For fifteen years, the neighborhood has hosted some kind of celebration and in the last few, they’ve gathered at Woodlawn Lake Park to join in with official City festivities.

But this year, with just about every gathering canceled and public health officials asking San Antonians to stay home, plans changed.

Monticello Park adapted, adopting what has become a tradition of its own in recent months: the socially distant car and bike parade. Neighbors gathered Saturday morning with masks and patriotic decorations in the parking lot of a nearby church.

Neighborhood association president Cathy Teague decorated her vehicle with red, white, and blue sparkly streamers and signs announcing the holiday. Wearing a red dress and blue mask, she chatted with residents before the parade began at 9 a.m.

“We are a community that likes to gather and we usually do it all year long,” Teague said. “We haven’t been able to safely gather recently. … This felt like the right way to celebrate.”

The parade started with neighborhood association vice president Gary Hudman leading the way in his car, followed closely by a pack of parents and children on bikes. Hudman’s job was to regulate the speed so no one fell behind on the less than one-mile route.

Families ride bicycles through the Monticello Park neighborhood during an Independence Day parade. Credit: Scott Ball / San Antonio Report

Neighbors watched the spectacle from their front yards as those driving honked their horns or leaned out their windows to wave a flag. The children on bikes slowed their pace to wave excitedly at familiar faces they hadn’t seen in some time.

The night before Monticello Park’s parade, another group gathered on San Antonio’s South Side, also transforming their normal celebrations to fit the times.

Under more typical circumstances, many families would have celebrated the Fourth with a fireworks show, inviting family or friends to watch. While the use of fireworks is illegal in city limits, many travel to unincorporated pockets in the county to marvel at their own show.

With gathering sizes limited and celebrating with anyone outside of your household discouraged, a few San Antonio bloggers decided to put together a socially distant fireworks show. They posted on social media earlier in the week, encouraging San Antonians to join them Friday night in the parking lot of Mr. W Fireworks across from Southside High School.

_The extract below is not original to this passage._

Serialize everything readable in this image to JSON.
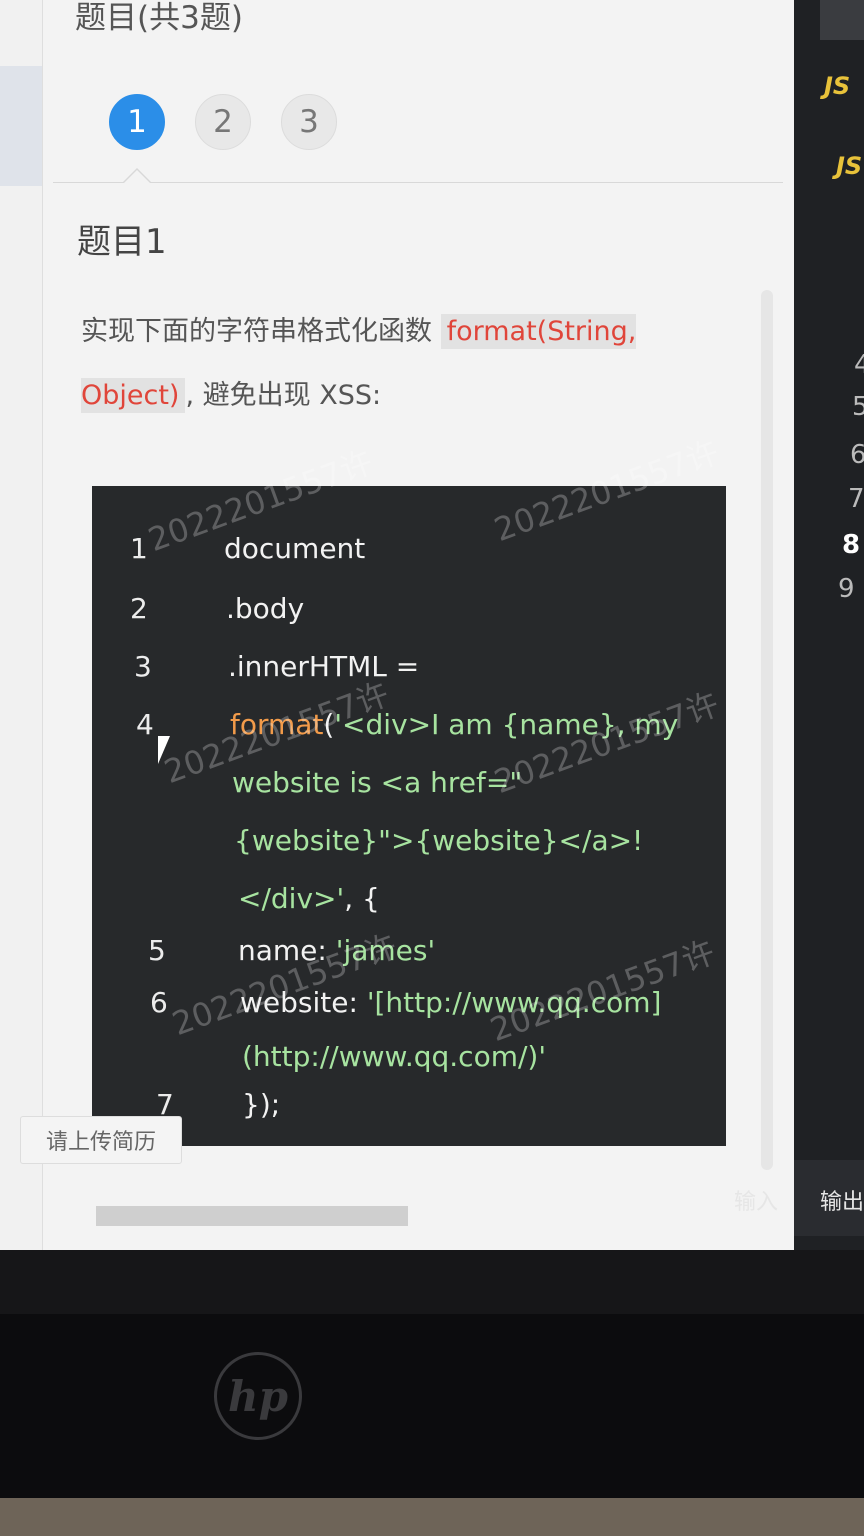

At 9 p.m., the parking lot was full of families sitting in their cars or spread out in lawn chairs near their vehicles. A number of kids climbed onto car roofs to watch the show from on high. Katy Perry’s “Firework” played over one of the car speakers, setting a festive soundtrack for the occasion.

Fireworks burst in the sky as children watch while sitting atop their parents’ car. Credit: Scott Ball / San Antonio Report

Tiffany Munoz traveled with her daughter from north of downtown to see the fireworks. On a normal Fourth of July, Munoz would be spending time with her whole family, barbecuing or spending time outdoors.

“Tomorrow I’m not going to be anywhere, I’m going to stay home,” Munoz said. “We’ll all be in our separate homes … and I don’t even have a big family.”

Nicole Elizondo also brought her kids to see the show. The opportunity to spend some time outside felt like a special occasion.

“We’ve been inside for a really long time, so this gets us fresh air and lets them watch the fireworks,” Elizondo said, as her young daughter sat on her lap, a little unsettled at the loud noises.

The rest of Elizondo’s kids loved watching the bright lights, though.

“Honestly, three out of four isn’t bad for them,” she joked.

Emily Donaldson reports on education for the San Antonio Report.